DATA PROVIDED >>
▬▬▬▬▬▬
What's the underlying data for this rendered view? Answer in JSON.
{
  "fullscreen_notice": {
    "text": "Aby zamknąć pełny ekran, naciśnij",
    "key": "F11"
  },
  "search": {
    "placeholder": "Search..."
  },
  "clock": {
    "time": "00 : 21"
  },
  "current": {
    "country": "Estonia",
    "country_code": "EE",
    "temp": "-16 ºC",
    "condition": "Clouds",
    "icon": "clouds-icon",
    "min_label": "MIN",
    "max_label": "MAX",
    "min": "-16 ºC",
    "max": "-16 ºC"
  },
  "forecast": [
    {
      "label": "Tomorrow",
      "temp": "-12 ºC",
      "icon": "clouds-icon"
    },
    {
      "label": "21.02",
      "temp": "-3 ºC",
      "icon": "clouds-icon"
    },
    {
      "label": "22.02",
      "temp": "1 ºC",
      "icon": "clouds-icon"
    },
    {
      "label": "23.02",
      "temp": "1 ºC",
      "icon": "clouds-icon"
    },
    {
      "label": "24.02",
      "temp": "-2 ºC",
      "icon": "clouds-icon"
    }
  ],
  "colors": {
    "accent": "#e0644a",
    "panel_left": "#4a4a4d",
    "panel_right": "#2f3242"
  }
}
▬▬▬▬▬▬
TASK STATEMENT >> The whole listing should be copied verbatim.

TASK RESPONSE >>
What's the underlying data for this rendered view? Answer in JSON.
{
  "fullscreen_notice": {
    "text": "Aby zamknąć pełny ekran, naciśnij",
    "key": "F11"
  },
  "search": {
    "placeholder": "Search..."
  },
  "clock": {
    "time": "00 : 21"
  },
  "current": {
    "country": "Estonia",
    "country_code": "EE",
    "temp": "-16 ºC",
    "condition": "Clouds",
    "icon": "clouds-icon",
    "min_label": "MIN",
    "max_label": "MAX",
    "min": "-16 ºC",
    "max": "-16 ºC"
  },
  "forecast": [
    {
      "label": "Tomorrow",
      "temp": "-12 ºC",
      "icon": "clouds-icon"
    },
    {
      "label": "21.02",
      "temp": "-3 ºC",
      "icon": "clouds-icon"
    },
    {
      "label": "22.02",
      "temp": "1 ºC",
      "icon": "clouds-icon"
    },
    {
      "label": "23.02",
      "temp": "1 ºC",
      "icon": "clouds-icon"
    },
    {
      "label": "24.02",
      "temp": "-2 ºC",
      "icon": "clouds-icon"
    }
  ],
  "colors": {
    "accent": "#e0644a",
    "panel_left": "#4a4a4d",
    "panel_right": "#2f3242"
  }
}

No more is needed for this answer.